Public Health and Mental Health Care – Better Together

We hear so much about health these days that it is easy to get confused. There are so many definitions out there that it can be difficult to know what is meant when someone uses the term. What exactly is health? The dictionary definition is “the condition of being fit and healthy; a complete state.”

Health, from the World Health Organization, is “the state of complete mental and physical health and not just the absence of illness and infirmity”. A wide variety of other definitions have also been used over the years. The United States Department of Health and Human Services defines “health” as “the ability to carry out the basic functions of life: breathing, seeing, thinking, feeling, and self care.” In addition, the WHO notes that “being healthy includes having reasonable knowledge about nutrition, healthy practices, active entertainment, personal hygiene, and recreational activities.”

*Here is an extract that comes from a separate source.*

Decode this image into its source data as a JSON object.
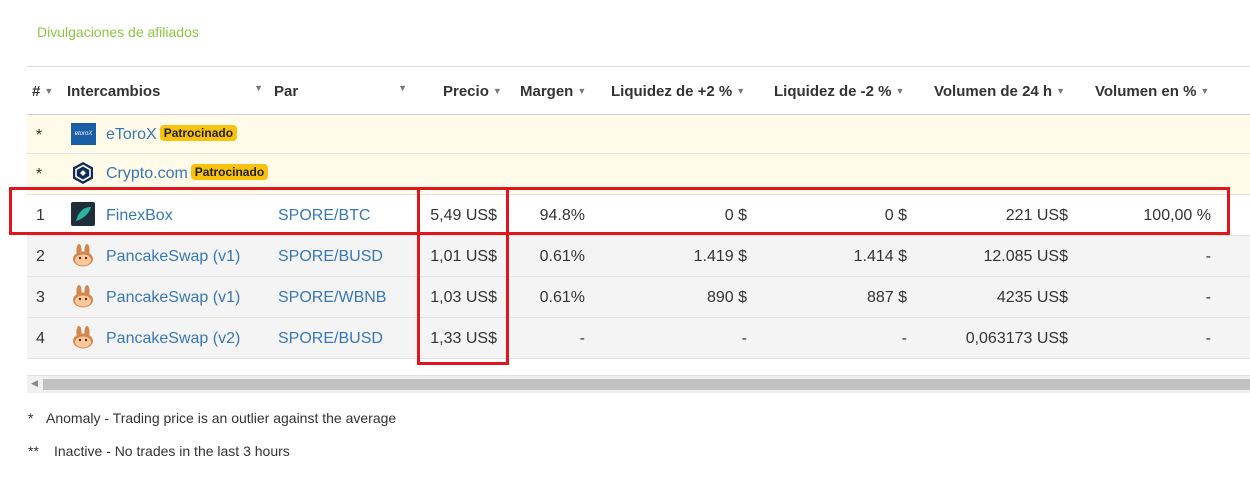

It’s easy to forget that the United States has struggled with defining and combating many of the world’s health disparities. According to the U.S. Conference of Mayors, “The mental health and wellness of all residents should be at the forefront of every American’s policy agendas.” This includes funding in public health and medical research. One example is the Center for Disease Control’s mandate for all Americans to receive a pandemic preparedness kit within 90 days of the first case of a new strain of flu or other virus.